= Prompt =
Each record must be returned exactly, apart from the pictures, which stay out.

= Available data =
::::
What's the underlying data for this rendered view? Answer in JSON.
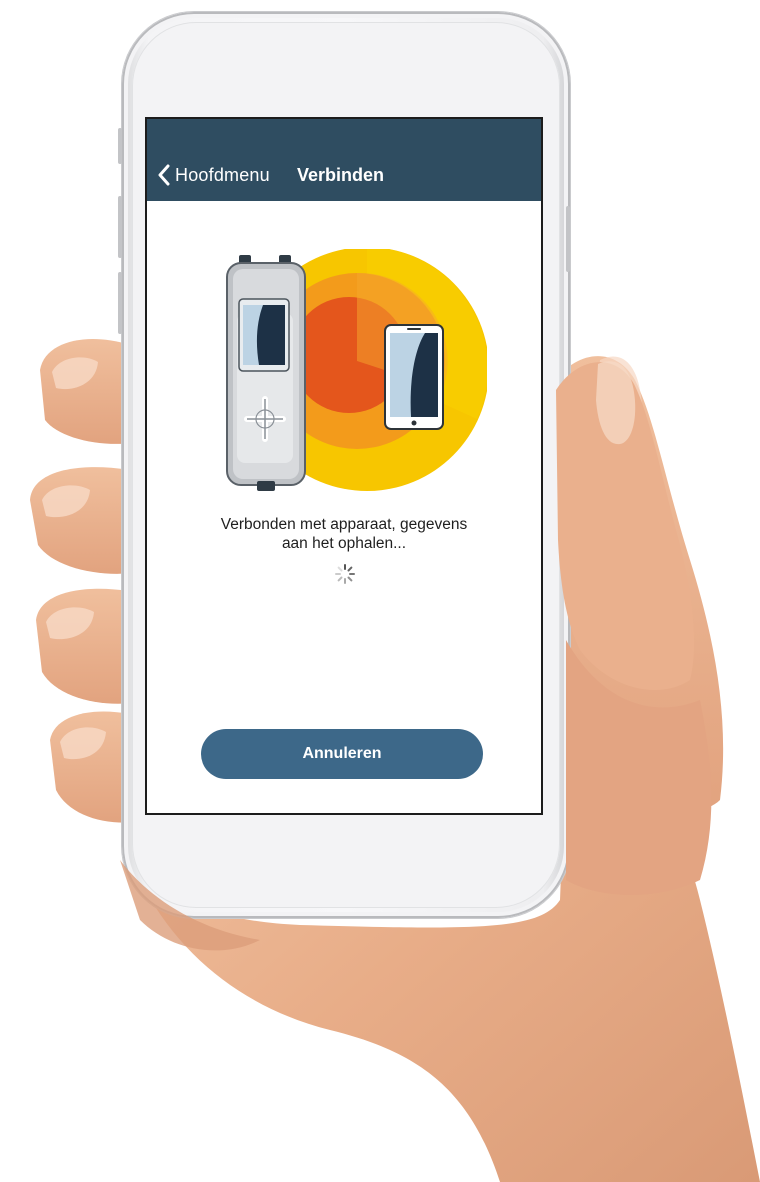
{
  "navbar": {
    "back_label": "Hoofdmenu",
    "title": "Verbinden",
    "background_color": "#2f4d61"
  },
  "main": {
    "status_line_1": "Verbonden met apparaat, gegevens",
    "status_line_2": "aan het ophalen...",
    "cancel_label": "Annuleren",
    "cancel_color": "#3d6889"
  },
  "illustration": {
    "description_icons": [
      "meter-device-icon",
      "smartphone-icon",
      "sun-circle-icon"
    ],
    "colors": {
      "outer": "#f7c600",
      "middle": "#f39b1b",
      "inner": "#e4561c"
    }
  },
  "icons": {
    "back": "chevron-left-icon",
    "loading": "spinner-icon"
  }
}
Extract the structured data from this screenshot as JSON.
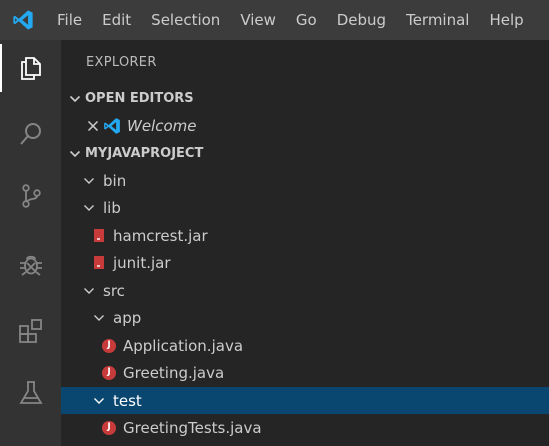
{
  "menu": [
    "File",
    "Edit",
    "Selection",
    "View",
    "Go",
    "Debug",
    "Terminal",
    "Help"
  ],
  "activity_bar": [
    {
      "icon": "files-icon",
      "active": true
    },
    {
      "icon": "search-icon",
      "active": false
    },
    {
      "icon": "source-control-icon",
      "active": false
    },
    {
      "icon": "debug-icon",
      "active": false
    },
    {
      "icon": "extensions-icon",
      "active": false
    },
    {
      "icon": "test-flask-icon",
      "active": false
    }
  ],
  "explorer": {
    "title": "EXPLORER",
    "open_editors": {
      "header": "OPEN EDITORS",
      "items": [
        {
          "label": "Welcome",
          "icon": "vscode-icon"
        }
      ]
    },
    "project": {
      "header": "MYJAVAPROJECT",
      "tree": [
        {
          "label": "bin",
          "type": "folder"
        },
        {
          "label": "lib",
          "type": "folder"
        },
        {
          "label": "hamcrest.jar",
          "type": "jar"
        },
        {
          "label": "junit.jar",
          "type": "jar"
        },
        {
          "label": "src",
          "type": "folder"
        },
        {
          "label": "app",
          "type": "folder"
        },
        {
          "label": "Application.java",
          "type": "java"
        },
        {
          "label": "Greeting.java",
          "type": "java"
        },
        {
          "label": "test",
          "type": "folder",
          "selected": true
        },
        {
          "label": "GreetingTests.java",
          "type": "java"
        }
      ]
    }
  },
  "colors": {
    "titlebar": "#3c3c3c",
    "activitybar": "#333333",
    "sidebar": "#252526",
    "selection": "#094771",
    "vscode_blue": "#23a9f2",
    "java_red": "#c73b3b"
  }
}
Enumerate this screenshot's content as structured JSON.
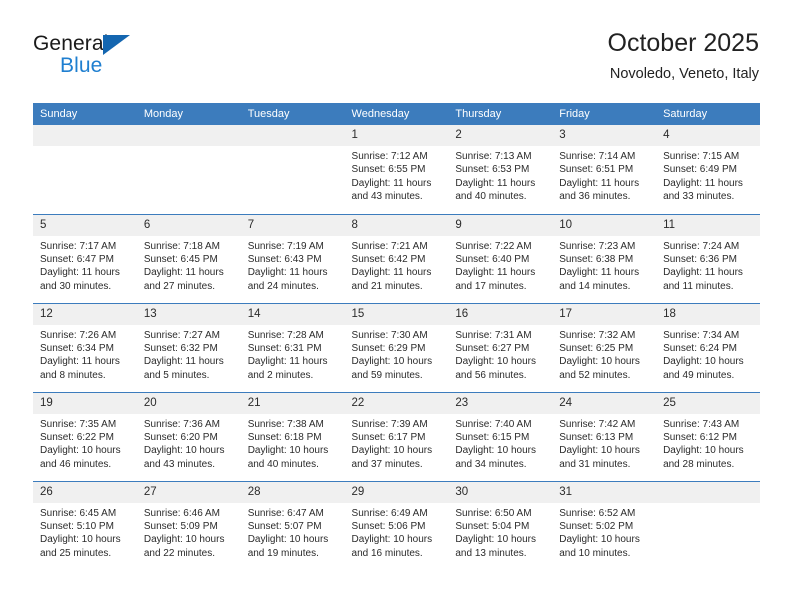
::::
= Expected output =
What's the underlying data for this rendered view? Answer in JSON.
{
  "navbar": {
    "back_label": "Hoofdmenu",
    "title": "Verbinden",
    "background_color": "#2f4d61"
  },
  "main": {
    "status_line_1": "Verbonden met apparaat, gegevens",
    "status_line_2": "aan het ophalen...",
    "cancel_label": "Annuleren",
    "cancel_color": "#3d6889"
  },
  "illustration": {
    "description_icons": [
      "meter-device-icon",
      "smartphone-icon",
      "sun-circle-icon"
    ],
    "colors": {
      "outer": "#f7c600",
      "middle": "#f39b1b",
      "inner": "#e4561c"
    }
  },
  "icons": {
    "back": "chevron-left-icon",
    "loading": "spinner-icon"
  }
}
Extract the structured data from this screenshot as JSON.
{
  "menu": [
    "File",
    "Edit",
    "Selection",
    "View",
    "Go",
    "Debug",
    "Terminal",
    "Help"
  ],
  "activity_bar": [
    {
      "icon": "files-icon",
      "active": true
    },
    {
      "icon": "search-icon",
      "active": false
    },
    {
      "icon": "source-control-icon",
      "active": false
    },
    {
      "icon": "debug-icon",
      "active": false
    },
    {
      "icon": "extensions-icon",
      "active": false
    },
    {
      "icon": "test-flask-icon",
      "active": false
    }
  ],
  "explorer": {
    "title": "EXPLORER",
    "open_editors": {
      "header": "OPEN EDITORS",
      "items": [
        {
          "label": "Welcome",
          "icon": "vscode-icon"
        }
      ]
    },
    "project": {
      "header": "MYJAVAPROJECT",
      "tree": [
        {
          "label": "bin",
          "type": "folder"
        },
        {
          "label": "lib",
          "type": "folder"
        },
        {
          "label": "hamcrest.jar",
          "type": "jar"
        },
        {
          "label": "junit.jar",
          "type": "jar"
        },
        {
          "label": "src",
          "type": "folder"
        },
        {
          "label": "app",
          "type": "folder"
        },
        {
          "label": "Application.java",
          "type": "java"
        },
        {
          "label": "Greeting.java",
          "type": "java"
        },
        {
          "label": "test",
          "type": "folder",
          "selected": true
        },
        {
          "label": "GreetingTests.java",
          "type": "java"
        }
      ]
    }
  },
  "colors": {
    "titlebar": "#3c3c3c",
    "activitybar": "#333333",
    "sidebar": "#252526",
    "selection": "#094771",
    "vscode_blue": "#23a9f2",
    "java_red": "#c73b3b"
  }
}
Enumerate this screenshot's content as structured JSON.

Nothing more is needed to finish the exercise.